Methods A retrospective analysis was made of the data of 57 patients diagnosed with TT, comprising 20 patients with successful MD (Group I), 28 patients who underwent emergency orchiopexy (Group II), and 9 patients applied with orchiectomy (Group III). The groups were compared in respect of age, and duration of pain. The success rate of MD, the time of testicular fixation (TF), any problems encountered in follow-up, and follow-up times were analyzed in Group I. Data were analyzed with P-P pilot, Mann-Whitney U, Kruskal Wallis and Chi-square tests. A value of p.
Results MD was successful and detorsion could be achieved in 20 of 26 patients. The groups were similar in respect of age ( p = 0.217). The median duration of pain was 3 (1–8), 4 (1–72), and 48 (12–144) hours in Groups I, II, and III, respectively, and determined as similar in Groups I and II ( p = 0.257), although a statistically significant difference was determined between the 3 groups ( p. Background Testicular (spermatic cord) torsion (TT), which was first described by Hunter, is an emergency urological diagnosis that results in ischemic organ injury in the affected testis, and requires urgent diagnosis and treatment [, ]. Cold weather, activation of the cremasteric reflex, trauma, undescended testis, and fast enlargement of testis during puberty are the known risk factors in susceptible individuals. It shows a bimodal distribution, and peaks in the neonatal period and puberty.
Prevalence has been reported as 8.6/ 100,000 between the ages of 10 and 19 years in the United States [–]. With the exception of neonates, patients usually present with unilateral severe pain that has been present for a few hours [, ].
Pain is rarely mild, and it radiates to the inguinal region and abdomen. The most frequent physical examination findings are testicular tenderness and loss of the cremasteric reflex [, ]. An abnormal position of the testis is more common than other causes for acute scrotal pain . Doppler ultrasonography (USG), scintigraphy, dynamic magnetic resonance (MR), and high-resolution USG are the diagnostic imaging modalities . The most important factors for testicular salvage before it atrophies are known to be the duration between the onset of symptoms and detorsion, and the degree of the torsion [, ]. Emergency surgery after the diagnosis aims to shorten the duration of ischemia [,, ].

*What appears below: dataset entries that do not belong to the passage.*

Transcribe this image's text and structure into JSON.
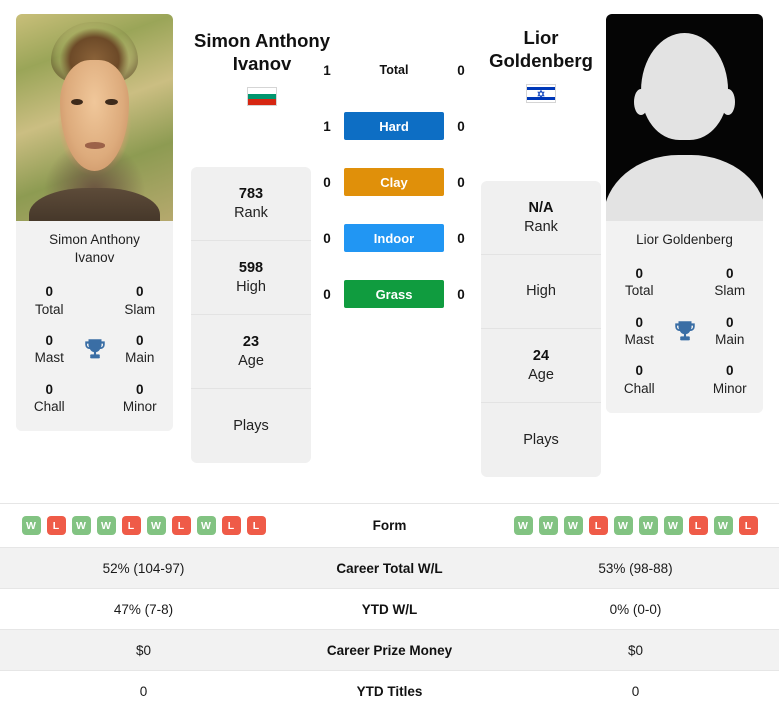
{
  "players": {
    "left": {
      "name": "Simon Anthony Ivanov",
      "name_line1": "Simon Anthony",
      "name_line2": "Ivanov",
      "caption_line1": "Simon Anthony",
      "caption_line2": "Ivanov",
      "country": "Bulgaria",
      "flag_icon": "flag-bulgaria-icon",
      "avatar_type": "photo",
      "titles": {
        "total_value": "0",
        "total_label": "Total",
        "slam_value": "0",
        "slam_label": "Slam",
        "mast_value": "0",
        "mast_label": "Mast",
        "main_value": "0",
        "main_label": "Main",
        "chall_value": "0",
        "chall_label": "Chall",
        "minor_value": "0",
        "minor_label": "Minor"
      },
      "profile": {
        "rank_value": "783",
        "rank_label": "Rank",
        "high_value": "598",
        "high_label": "High",
        "age_value": "23",
        "age_label": "Age",
        "plays_value": "",
        "plays_label": "Plays"
      },
      "surface_wins": {
        "total": "1",
        "hard": "1",
        "clay": "0",
        "indoor": "0",
        "grass": "0"
      },
      "form": [
        "W",
        "L",
        "W",
        "W",
        "L",
        "W",
        "L",
        "W",
        "L",
        "L"
      ],
      "career_total_wl": "52% (104-97)",
      "ytd_wl": "47% (7-8)",
      "career_prize_money": "$0",
      "ytd_titles": "0"
    },
    "right": {
      "name": "Lior Goldenberg",
      "name_line1": "Lior",
      "name_line2": "Goldenberg",
      "caption_line1": "Lior Goldenberg",
      "caption_line2": "",
      "country": "Israel",
      "flag_icon": "flag-israel-icon",
      "avatar_type": "placeholder-silhouette",
      "titles": {
        "total_value": "0",
        "total_label": "Total",
        "slam_value": "0",
        "slam_label": "Slam",
        "mast_value": "0",
        "mast_label": "Mast",
        "main_value": "0",
        "main_label": "Main",
        "chall_value": "0",
        "chall_label": "Chall",
        "minor_value": "0",
        "minor_label": "Minor"
      },
      "profile": {
        "rank_value": "N/A",
        "rank_label": "Rank",
        "high_value": "",
        "high_label": "High",
        "age_value": "24",
        "age_label": "Age",
        "plays_value": "",
        "plays_label": "Plays"
      },
      "surface_wins": {
        "total": "0",
        "hard": "0",
        "clay": "0",
        "indoor": "0",
        "grass": "0"
      },
      "form": [
        "W",
        "W",
        "W",
        "L",
        "W",
        "W",
        "W",
        "L",
        "W",
        "L"
      ],
      "career_total_wl": "53% (98-88)",
      "ytd_wl": "0% (0-0)",
      "career_prize_money": "$0",
      "ytd_titles": "0"
    }
  },
  "surfaces": [
    {
      "key": "total",
      "label": "Total",
      "color": "transparent",
      "plain": true
    },
    {
      "key": "hard",
      "label": "Hard",
      "color": "#0d6ec4",
      "plain": false
    },
    {
      "key": "clay",
      "label": "Clay",
      "color": "#e0900a",
      "plain": false
    },
    {
      "key": "indoor",
      "label": "Indoor",
      "color": "#2196f3",
      "plain": false
    },
    {
      "key": "grass",
      "label": "Grass",
      "color": "#109c3f",
      "plain": false
    }
  ],
  "comparison_rows": [
    {
      "label": "Form",
      "left": "",
      "right": ""
    },
    {
      "label": "Career Total W/L",
      "left": "52% (104-97)",
      "right": "53% (98-88)"
    },
    {
      "label": "YTD W/L",
      "left": "47% (7-8)",
      "right": "0% (0-0)"
    },
    {
      "label": "Career Prize Money",
      "left": "$0",
      "right": "$0"
    },
    {
      "label": "YTD Titles",
      "left": "0",
      "right": "0"
    }
  ],
  "labels": {
    "form": "Form",
    "career_total_wl": "Career Total W/L",
    "ytd_wl": "YTD W/L",
    "career_prize_money": "Career Prize Money",
    "ytd_titles": "YTD Titles",
    "win": "W",
    "loss": "L"
  },
  "colors": {
    "hard": "#0d6ec4",
    "clay": "#e0900a",
    "indoor": "#2196f3",
    "grass": "#109c3f",
    "win": "#82c382",
    "loss": "#ef5b48",
    "trophy": "#3a6ea5",
    "panel": "#f2f2f2"
  }
}
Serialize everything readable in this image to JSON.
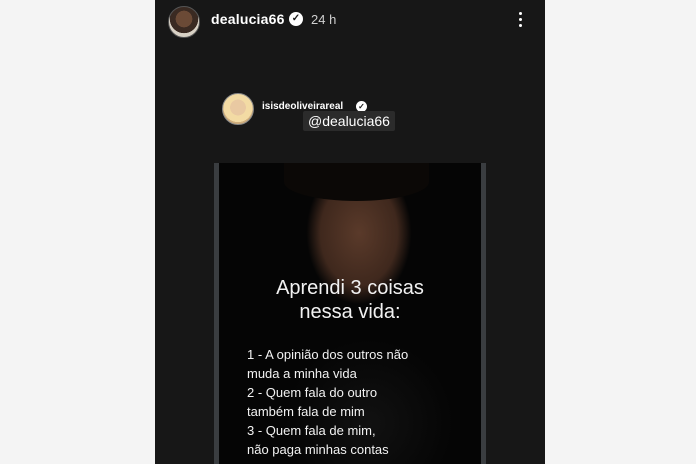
{
  "story": {
    "username": "dealucia66",
    "time": "24 h",
    "reshare": {
      "username": "isisdeoliveirareal",
      "mention": "@dealucia66"
    },
    "image_text": {
      "headline_1": "Aprendi 3 coisas",
      "headline_2": "nessa vida:",
      "lines": [
        "1 - A opinião dos outros não",
        "muda a minha vida",
        "2 - Quem fala do outro",
        "também fala de mim",
        "3 - Quem fala de mim,",
        "não paga minhas contas"
      ]
    }
  },
  "icons": {
    "verified": "verified-badge-icon",
    "more": "more-vertical-icon"
  },
  "colors": {
    "story_background": "#171717",
    "page_background": "#f4f4f4"
  }
}
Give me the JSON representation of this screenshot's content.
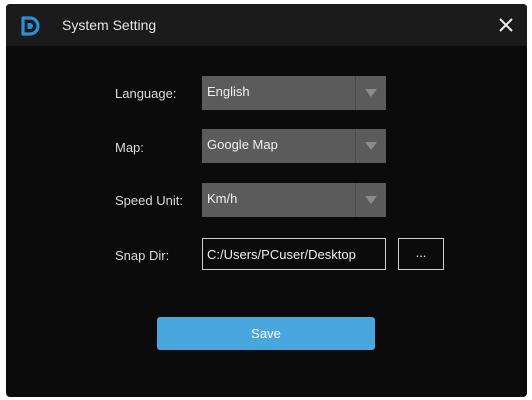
{
  "window": {
    "title": "System Setting",
    "logo_icon": "d-logo-icon",
    "close_icon": "close-icon"
  },
  "form": {
    "language": {
      "label": "Language:",
      "value": "English"
    },
    "map": {
      "label": "Map:",
      "value": "Google Map"
    },
    "speed_unit": {
      "label": "Speed Unit:",
      "value": "Km/h"
    },
    "snap_dir": {
      "label": "Snap Dir:",
      "value": "C:/Users/PCuser/Desktop",
      "browse_label": "..."
    }
  },
  "actions": {
    "save_label": "Save"
  },
  "colors": {
    "background": "#0b0b0b",
    "titlebar": "#1b1b1b",
    "select": "#5b5b5b",
    "accent": "#49a7de",
    "logo": "#2a8fd6"
  }
}
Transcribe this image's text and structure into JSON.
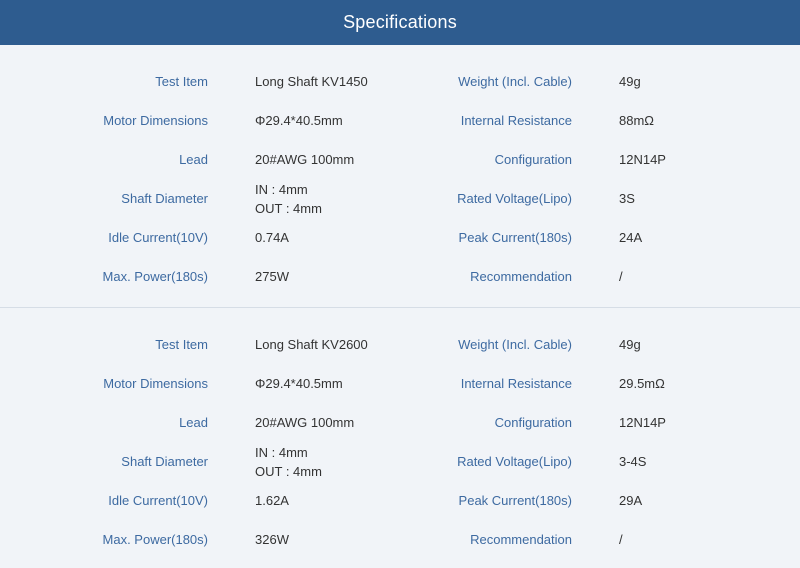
{
  "header": {
    "title": "Specifications"
  },
  "blocks": [
    {
      "rows": [
        {
          "label1": "Test Item",
          "value1": "Long Shaft KV1450",
          "label2": "Weight (Incl. Cable)",
          "value2": "49g"
        },
        {
          "label1": "Motor Dimensions",
          "value1": "Φ29.4*40.5mm",
          "label2": "Internal Resistance",
          "value2": "88mΩ"
        },
        {
          "label1": "Lead",
          "value1": "20#AWG 100mm",
          "label2": "Configuration",
          "value2": "12N14P"
        },
        {
          "label1": "Shaft Diameter",
          "value1a": "IN : 4mm",
          "value1b": "OUT : 4mm",
          "label2": "Rated Voltage(Lipo)",
          "value2": "3S"
        },
        {
          "label1": "Idle Current(10V)",
          "value1": "0.74A",
          "label2": "Peak Current(180s)",
          "value2": "24A"
        },
        {
          "label1": "Max. Power(180s)",
          "value1": "275W",
          "label2": "Recommendation",
          "value2": "/"
        }
      ]
    },
    {
      "rows": [
        {
          "label1": "Test Item",
          "value1": "Long Shaft KV2600",
          "label2": "Weight (Incl. Cable)",
          "value2": "49g"
        },
        {
          "label1": "Motor Dimensions",
          "value1": "Φ29.4*40.5mm",
          "label2": "Internal Resistance",
          "value2": "29.5mΩ"
        },
        {
          "label1": "Lead",
          "value1": "20#AWG 100mm",
          "label2": "Configuration",
          "value2": "12N14P"
        },
        {
          "label1": "Shaft Diameter",
          "value1a": "IN : 4mm",
          "value1b": "OUT : 4mm",
          "label2": "Rated Voltage(Lipo)",
          "value2": "3-4S"
        },
        {
          "label1": "Idle Current(10V)",
          "value1": "1.62A",
          "label2": "Peak Current(180s)",
          "value2": "29A"
        },
        {
          "label1": "Max. Power(180s)",
          "value1": "326W",
          "label2": "Recommendation",
          "value2": "/"
        }
      ]
    }
  ],
  "colors": {
    "header_bg": "#2e5c8f",
    "label": "#3d6aa1",
    "value": "#333333",
    "page_bg": "#f1f4f8"
  }
}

Manual detorsion (MD), as described by Nash, has been suggested before surgery to return blood flow faster, and some authors have indicated it as an alternative to surgery [,, ]. In this study, it was aimed to investigate the efficiency of MD, whether it could be a routine part of treatment or an alternative to surgery in patients with TT due to time saved by the application, and the reliability of elective orchiopexy rather than emergency orchiopexy in the light of information provided in literature. Methods A retrospective analysis was made of a total of 57 patients admitted to our outpatient clinic or Emergency Department between 2011 and 2015 with acute scrotal pain, and who were diagnosed with TT based on physical examination findings and decreased or absent testicular blood flow on Doppler USG. The approval of the Local Ethics Committee was obtained before starting the study. The MD procedure was applied by three urologists in our clinic, and it was not performed by other urologists. Group I comprised 20 patients with successful MD, Group II comprised 28 patients who underwent emergency orchiopexy or orchiopexy after failure of MD, and Group III comprised 9 patients that had emergency scrotal exploration and orchiectomy.